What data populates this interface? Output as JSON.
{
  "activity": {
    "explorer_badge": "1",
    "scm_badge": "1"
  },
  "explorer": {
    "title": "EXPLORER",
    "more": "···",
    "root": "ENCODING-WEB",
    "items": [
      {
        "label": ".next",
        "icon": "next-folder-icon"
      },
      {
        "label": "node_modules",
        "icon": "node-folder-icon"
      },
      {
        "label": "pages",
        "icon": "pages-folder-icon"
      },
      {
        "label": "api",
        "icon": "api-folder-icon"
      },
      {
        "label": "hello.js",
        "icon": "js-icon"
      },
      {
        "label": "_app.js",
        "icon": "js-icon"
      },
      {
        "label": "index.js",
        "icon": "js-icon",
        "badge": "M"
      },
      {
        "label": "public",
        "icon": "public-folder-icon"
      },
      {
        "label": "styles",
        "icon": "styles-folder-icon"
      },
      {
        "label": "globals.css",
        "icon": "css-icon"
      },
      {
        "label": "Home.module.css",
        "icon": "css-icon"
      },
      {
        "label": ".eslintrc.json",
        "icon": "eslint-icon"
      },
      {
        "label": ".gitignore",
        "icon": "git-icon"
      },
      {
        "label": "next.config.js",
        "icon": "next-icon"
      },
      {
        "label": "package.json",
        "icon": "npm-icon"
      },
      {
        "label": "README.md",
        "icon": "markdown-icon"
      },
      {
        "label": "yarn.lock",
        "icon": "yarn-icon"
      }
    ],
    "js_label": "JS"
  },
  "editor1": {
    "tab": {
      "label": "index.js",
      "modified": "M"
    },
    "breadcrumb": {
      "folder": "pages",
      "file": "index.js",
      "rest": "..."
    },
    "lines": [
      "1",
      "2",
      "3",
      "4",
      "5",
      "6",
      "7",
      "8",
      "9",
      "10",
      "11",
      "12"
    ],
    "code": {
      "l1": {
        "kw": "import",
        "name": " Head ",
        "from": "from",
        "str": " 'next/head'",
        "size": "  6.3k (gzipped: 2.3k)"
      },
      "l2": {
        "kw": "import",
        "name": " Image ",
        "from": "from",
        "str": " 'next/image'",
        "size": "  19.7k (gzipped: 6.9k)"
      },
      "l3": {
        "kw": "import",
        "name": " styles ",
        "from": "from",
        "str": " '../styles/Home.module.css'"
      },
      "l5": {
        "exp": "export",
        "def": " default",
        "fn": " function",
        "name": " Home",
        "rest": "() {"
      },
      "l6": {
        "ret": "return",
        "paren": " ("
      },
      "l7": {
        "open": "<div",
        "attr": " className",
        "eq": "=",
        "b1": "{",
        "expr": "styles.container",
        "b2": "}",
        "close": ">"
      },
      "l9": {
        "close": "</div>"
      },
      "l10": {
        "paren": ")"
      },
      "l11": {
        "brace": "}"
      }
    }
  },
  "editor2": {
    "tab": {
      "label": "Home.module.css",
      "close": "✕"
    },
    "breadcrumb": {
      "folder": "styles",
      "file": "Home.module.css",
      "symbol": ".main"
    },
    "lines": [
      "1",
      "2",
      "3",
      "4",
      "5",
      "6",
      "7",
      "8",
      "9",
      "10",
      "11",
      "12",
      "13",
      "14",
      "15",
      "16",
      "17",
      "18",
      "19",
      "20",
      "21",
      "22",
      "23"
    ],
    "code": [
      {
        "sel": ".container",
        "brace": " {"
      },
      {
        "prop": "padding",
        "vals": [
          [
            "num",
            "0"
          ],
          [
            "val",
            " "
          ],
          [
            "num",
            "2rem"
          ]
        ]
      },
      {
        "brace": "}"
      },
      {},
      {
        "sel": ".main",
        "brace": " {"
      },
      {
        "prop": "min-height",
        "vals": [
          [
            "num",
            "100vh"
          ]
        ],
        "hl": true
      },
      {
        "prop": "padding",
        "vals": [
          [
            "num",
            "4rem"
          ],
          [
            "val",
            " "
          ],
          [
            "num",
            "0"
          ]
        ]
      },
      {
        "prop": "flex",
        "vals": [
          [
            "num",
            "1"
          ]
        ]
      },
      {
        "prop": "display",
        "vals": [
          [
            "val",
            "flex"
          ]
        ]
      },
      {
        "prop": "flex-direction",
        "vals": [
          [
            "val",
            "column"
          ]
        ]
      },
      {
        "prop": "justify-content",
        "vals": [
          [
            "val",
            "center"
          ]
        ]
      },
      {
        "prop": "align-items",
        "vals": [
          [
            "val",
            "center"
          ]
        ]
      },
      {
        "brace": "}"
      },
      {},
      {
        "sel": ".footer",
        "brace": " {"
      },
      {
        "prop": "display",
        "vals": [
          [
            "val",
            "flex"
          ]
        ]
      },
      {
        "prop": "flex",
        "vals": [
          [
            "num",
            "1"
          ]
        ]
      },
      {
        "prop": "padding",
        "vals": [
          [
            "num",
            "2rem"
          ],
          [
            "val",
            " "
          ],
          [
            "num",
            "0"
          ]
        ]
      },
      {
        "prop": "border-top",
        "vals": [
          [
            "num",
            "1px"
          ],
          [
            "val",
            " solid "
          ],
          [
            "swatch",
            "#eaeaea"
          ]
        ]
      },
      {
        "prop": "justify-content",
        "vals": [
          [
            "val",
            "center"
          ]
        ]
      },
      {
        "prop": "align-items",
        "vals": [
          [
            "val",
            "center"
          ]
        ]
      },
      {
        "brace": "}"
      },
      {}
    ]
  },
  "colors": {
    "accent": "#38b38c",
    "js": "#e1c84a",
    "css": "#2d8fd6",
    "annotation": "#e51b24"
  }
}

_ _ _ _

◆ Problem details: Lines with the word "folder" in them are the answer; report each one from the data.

◆ Exercise answer:
        "icon": "next-folder-icon"
        "icon": "node-folder-icon"
        "icon": "pages-folder-icon"
        "icon": "api-folder-icon"
        "icon": "public-folder-icon"
        "icon": "styles-folder-icon"
      "folder": "pages",
      "folder": "styles",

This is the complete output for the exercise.